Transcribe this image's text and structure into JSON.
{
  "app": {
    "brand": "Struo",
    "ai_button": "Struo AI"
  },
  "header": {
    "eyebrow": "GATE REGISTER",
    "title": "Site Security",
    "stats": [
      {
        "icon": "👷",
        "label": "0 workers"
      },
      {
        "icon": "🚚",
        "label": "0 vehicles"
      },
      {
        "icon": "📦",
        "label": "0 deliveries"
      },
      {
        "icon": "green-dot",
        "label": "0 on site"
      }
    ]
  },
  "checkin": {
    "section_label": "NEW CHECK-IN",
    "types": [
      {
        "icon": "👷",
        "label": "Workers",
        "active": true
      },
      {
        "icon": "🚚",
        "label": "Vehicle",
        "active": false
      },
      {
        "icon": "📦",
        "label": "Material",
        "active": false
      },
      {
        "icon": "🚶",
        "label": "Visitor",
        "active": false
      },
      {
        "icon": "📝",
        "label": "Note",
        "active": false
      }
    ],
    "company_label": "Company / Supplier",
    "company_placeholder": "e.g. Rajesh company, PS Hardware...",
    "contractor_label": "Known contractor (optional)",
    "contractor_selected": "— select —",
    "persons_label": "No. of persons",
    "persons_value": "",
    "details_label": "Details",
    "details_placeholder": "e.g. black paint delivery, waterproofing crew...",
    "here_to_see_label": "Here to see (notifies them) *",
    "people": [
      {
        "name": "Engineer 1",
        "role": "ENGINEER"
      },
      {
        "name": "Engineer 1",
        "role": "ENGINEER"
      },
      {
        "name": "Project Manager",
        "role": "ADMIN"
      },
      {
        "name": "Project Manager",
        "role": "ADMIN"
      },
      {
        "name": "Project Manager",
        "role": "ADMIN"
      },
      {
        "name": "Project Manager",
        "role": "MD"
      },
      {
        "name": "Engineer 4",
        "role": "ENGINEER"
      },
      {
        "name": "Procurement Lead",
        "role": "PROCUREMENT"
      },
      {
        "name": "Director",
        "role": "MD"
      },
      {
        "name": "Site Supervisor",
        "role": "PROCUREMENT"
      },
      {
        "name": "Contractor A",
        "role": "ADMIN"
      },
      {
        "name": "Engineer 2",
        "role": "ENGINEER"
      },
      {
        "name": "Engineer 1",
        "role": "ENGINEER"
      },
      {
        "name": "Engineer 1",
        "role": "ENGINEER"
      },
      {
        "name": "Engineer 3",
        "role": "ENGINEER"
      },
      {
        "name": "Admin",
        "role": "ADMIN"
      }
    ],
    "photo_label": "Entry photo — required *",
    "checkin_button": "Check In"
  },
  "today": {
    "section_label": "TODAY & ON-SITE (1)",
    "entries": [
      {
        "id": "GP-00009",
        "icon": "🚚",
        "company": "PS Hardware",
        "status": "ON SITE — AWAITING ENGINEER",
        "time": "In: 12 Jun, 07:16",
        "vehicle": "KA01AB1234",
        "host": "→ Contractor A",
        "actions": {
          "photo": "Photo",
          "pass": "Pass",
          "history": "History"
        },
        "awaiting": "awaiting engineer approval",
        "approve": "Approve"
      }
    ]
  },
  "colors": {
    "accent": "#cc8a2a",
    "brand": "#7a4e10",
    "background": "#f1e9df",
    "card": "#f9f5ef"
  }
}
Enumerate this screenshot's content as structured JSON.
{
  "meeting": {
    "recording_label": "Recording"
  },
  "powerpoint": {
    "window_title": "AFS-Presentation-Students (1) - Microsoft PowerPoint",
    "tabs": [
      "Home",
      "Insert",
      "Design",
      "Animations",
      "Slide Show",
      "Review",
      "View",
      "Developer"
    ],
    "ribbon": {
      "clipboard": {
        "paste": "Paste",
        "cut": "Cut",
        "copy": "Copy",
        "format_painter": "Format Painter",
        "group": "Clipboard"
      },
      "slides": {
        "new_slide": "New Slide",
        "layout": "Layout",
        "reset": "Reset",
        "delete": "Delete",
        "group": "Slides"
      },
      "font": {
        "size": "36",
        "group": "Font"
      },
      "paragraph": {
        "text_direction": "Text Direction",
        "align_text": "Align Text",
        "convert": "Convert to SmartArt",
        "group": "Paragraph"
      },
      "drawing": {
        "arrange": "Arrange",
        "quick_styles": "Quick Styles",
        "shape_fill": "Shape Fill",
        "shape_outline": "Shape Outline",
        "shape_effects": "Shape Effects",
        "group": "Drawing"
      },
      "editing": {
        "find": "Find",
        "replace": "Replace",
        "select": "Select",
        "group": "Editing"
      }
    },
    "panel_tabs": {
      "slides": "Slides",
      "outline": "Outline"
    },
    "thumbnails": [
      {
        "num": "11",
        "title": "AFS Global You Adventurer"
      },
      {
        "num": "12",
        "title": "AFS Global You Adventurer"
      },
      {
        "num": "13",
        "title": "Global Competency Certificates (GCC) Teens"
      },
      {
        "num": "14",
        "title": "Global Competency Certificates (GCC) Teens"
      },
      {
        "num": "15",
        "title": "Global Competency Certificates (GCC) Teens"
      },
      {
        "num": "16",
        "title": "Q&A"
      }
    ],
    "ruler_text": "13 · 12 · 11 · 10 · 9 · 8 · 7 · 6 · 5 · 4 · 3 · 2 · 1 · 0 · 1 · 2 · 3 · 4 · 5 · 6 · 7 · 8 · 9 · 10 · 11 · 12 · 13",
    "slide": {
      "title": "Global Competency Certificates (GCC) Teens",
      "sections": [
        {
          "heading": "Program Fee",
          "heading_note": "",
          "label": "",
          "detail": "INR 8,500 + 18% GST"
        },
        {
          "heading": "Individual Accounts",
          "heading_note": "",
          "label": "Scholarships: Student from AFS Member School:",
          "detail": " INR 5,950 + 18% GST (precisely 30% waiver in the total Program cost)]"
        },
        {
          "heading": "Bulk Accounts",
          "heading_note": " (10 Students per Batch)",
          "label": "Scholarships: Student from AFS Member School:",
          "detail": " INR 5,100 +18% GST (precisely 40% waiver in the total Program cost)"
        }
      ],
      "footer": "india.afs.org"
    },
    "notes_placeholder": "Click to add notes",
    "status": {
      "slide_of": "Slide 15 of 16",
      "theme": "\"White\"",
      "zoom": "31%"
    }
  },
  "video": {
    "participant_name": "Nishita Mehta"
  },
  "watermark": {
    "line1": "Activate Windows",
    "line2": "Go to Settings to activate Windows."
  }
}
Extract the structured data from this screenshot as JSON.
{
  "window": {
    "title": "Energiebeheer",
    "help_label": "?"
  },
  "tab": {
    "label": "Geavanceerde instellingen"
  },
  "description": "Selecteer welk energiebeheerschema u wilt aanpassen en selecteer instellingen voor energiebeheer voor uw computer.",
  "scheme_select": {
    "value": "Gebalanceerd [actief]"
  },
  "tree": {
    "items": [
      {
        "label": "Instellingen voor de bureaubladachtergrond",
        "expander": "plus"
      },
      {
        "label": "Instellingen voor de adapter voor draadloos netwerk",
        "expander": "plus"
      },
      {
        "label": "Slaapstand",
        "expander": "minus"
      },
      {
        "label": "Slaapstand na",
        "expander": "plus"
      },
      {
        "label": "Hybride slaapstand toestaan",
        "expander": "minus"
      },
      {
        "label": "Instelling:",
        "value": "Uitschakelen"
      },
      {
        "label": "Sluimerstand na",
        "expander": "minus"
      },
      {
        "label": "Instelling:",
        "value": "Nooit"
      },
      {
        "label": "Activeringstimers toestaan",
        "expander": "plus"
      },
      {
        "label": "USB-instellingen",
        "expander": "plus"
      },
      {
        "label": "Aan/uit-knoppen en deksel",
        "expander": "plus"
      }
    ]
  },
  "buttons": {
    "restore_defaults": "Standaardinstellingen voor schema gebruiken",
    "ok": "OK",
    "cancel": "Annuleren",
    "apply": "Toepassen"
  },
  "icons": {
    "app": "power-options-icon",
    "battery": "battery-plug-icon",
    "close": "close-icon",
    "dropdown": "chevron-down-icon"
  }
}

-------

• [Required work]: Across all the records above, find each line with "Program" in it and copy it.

• [Answer to this problem]:
          "heading": "Program Fee",
          "detail": " INR 5,950 + 18% GST (precisely 30% waiver in the total Program cost)]"
          "detail": " INR 5,100 +18% GST (precisely 40% waiver in the total Program cost)"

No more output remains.